* What you are asked to do
From the records below, take each line where the string "when" shows up and copy it.

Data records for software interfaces
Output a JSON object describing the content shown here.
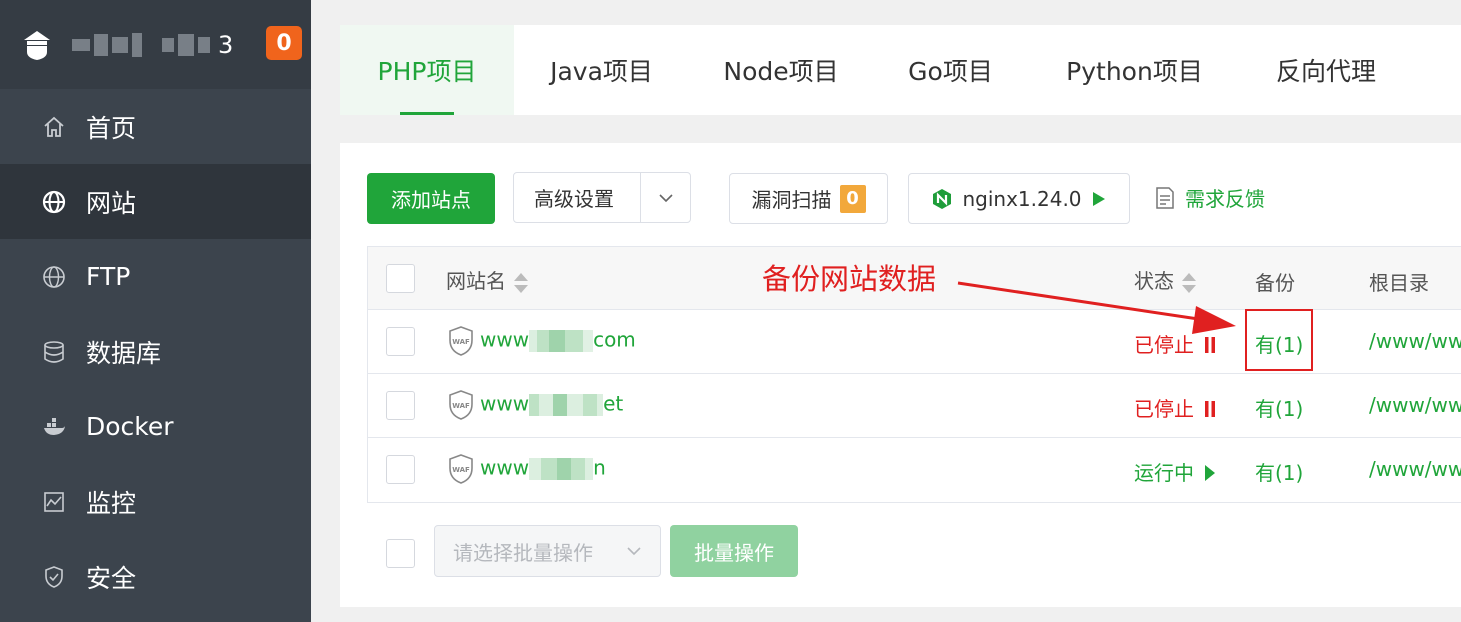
{
  "sidebar": {
    "host_tail": "3",
    "badge": "0",
    "items": [
      {
        "label": "首页",
        "icon": "home-icon"
      },
      {
        "label": "网站",
        "icon": "globe-icon"
      },
      {
        "label": "FTP",
        "icon": "ftp-globe-icon"
      },
      {
        "label": "数据库",
        "icon": "database-icon"
      },
      {
        "label": "Docker",
        "icon": "docker-icon"
      },
      {
        "label": "监控",
        "icon": "monitor-icon"
      },
      {
        "label": "安全",
        "icon": "shield-icon"
      }
    ]
  },
  "tabs": [
    "PHP项目",
    "Java项目",
    "Node项目",
    "Go项目",
    "Python项目",
    "反向代理"
  ],
  "toolbar": {
    "add_site": "添加站点",
    "advanced": "高级设置",
    "vuln_scan": "漏洞扫描",
    "vuln_count": "0",
    "nginx": "nginx1.24.0",
    "feedback": "需求反馈"
  },
  "table": {
    "headers": {
      "name": "网站名",
      "status": "状态",
      "backup": "备份",
      "root": "根目录"
    },
    "rows": [
      {
        "prefix": "www",
        "suffix": "com",
        "status": "已停止",
        "status_kind": "stopped",
        "backup": "有(1)",
        "root": "/www/ww"
      },
      {
        "prefix": "www",
        "suffix": "et",
        "status": "已停止",
        "status_kind": "stopped",
        "backup": "有(1)",
        "root": "/www/ww"
      },
      {
        "prefix": "www",
        "suffix": "n",
        "status": "运行中",
        "status_kind": "running",
        "backup": "有(1)",
        "root": "/www/ww"
      }
    ]
  },
  "bulk": {
    "placeholder": "请选择批量操作",
    "button": "批量操作"
  },
  "annotation": "备份网站数据",
  "colors": {
    "accent": "#20a53a",
    "danger": "#e02020",
    "sidebar": "#3c444d",
    "badge": "#f0641c"
  }
}
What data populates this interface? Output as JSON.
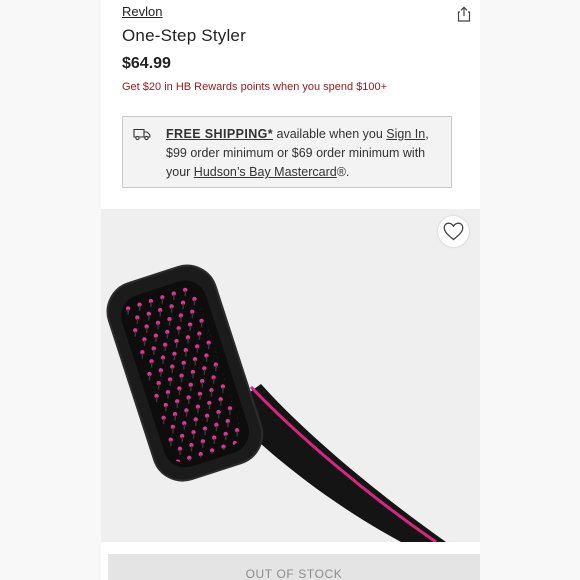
{
  "product": {
    "brand": "Revlon",
    "title": "One-Step Styler",
    "price": "$64.99",
    "rewards_text": "Get $20 in HB Rewards points when you spend $100+"
  },
  "shipping": {
    "free_shipping_label": "FREE SHIPPING*",
    "text_1": " available when you ",
    "sign_in_label": "Sign In",
    "text_2": ", $99 order minimum or $69 order minimum with your ",
    "card_label": "Hudson’s Bay Mastercard",
    "text_3": "®."
  },
  "actions": {
    "out_of_stock_label": "OUT OF STOCK"
  },
  "icons": {
    "share": "share-icon",
    "truck": "truck-icon",
    "wishlist": "heart-icon"
  },
  "colors": {
    "rewards_text": "#9b1b22",
    "product_pink": "#e2338d",
    "image_background": "#efefef"
  }
}
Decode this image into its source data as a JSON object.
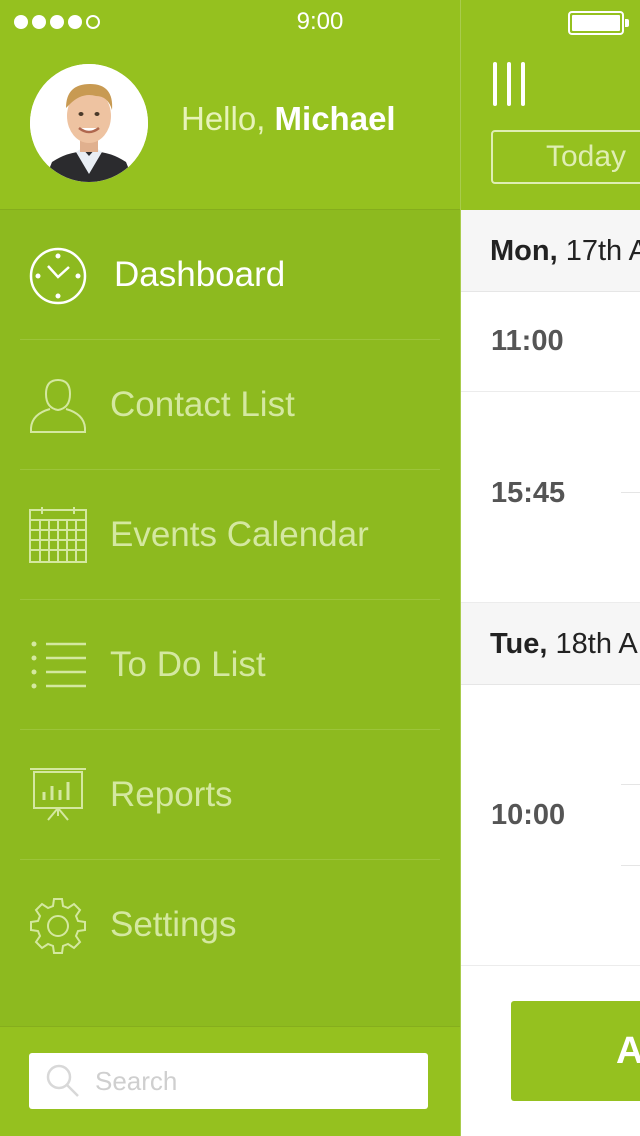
{
  "status_bar": {
    "time": "9:00",
    "signal_bars": 4,
    "signal_total": 5,
    "battery_level": 1.0
  },
  "profile": {
    "greeting": "Hello,",
    "name": "Michael"
  },
  "menu": {
    "items": [
      {
        "label": "Dashboard",
        "icon": "clock-icon",
        "active": true
      },
      {
        "label": "Contact List",
        "icon": "person-icon",
        "active": false
      },
      {
        "label": "Events Calendar",
        "icon": "calendar-icon",
        "active": false
      },
      {
        "label": "To Do List",
        "icon": "list-icon",
        "active": false
      },
      {
        "label": "Reports",
        "icon": "presentation-chart-icon",
        "active": false
      },
      {
        "label": "Settings",
        "icon": "gear-icon",
        "active": false
      }
    ]
  },
  "search": {
    "placeholder": "Search",
    "value": ""
  },
  "main": {
    "today_label": "Today",
    "days": [
      {
        "weekday": "Mon,",
        "date": "17th A"
      },
      {
        "weekday": "Tue,",
        "date": "18th A"
      }
    ],
    "times": [
      "11:00",
      "15:45",
      "10:00"
    ],
    "add_button_label": "A"
  },
  "colors": {
    "accent": "#95c11f",
    "drawer_bg": "#8dba1f",
    "menu_text": "#d4e8a0",
    "active_text": "#ffffff"
  }
}
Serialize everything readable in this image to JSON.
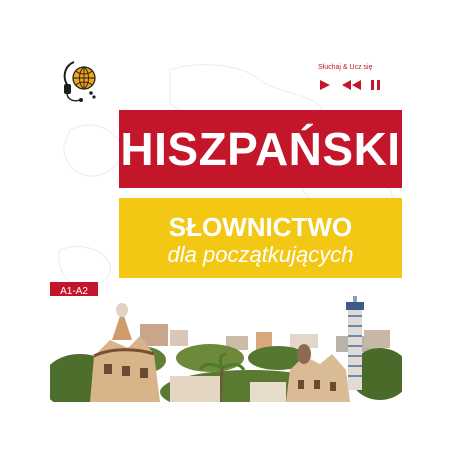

* Answer
    "rewards_text": "Get $20 in HB Rewards points when you spend $100+"
    "text_1": " available when you ",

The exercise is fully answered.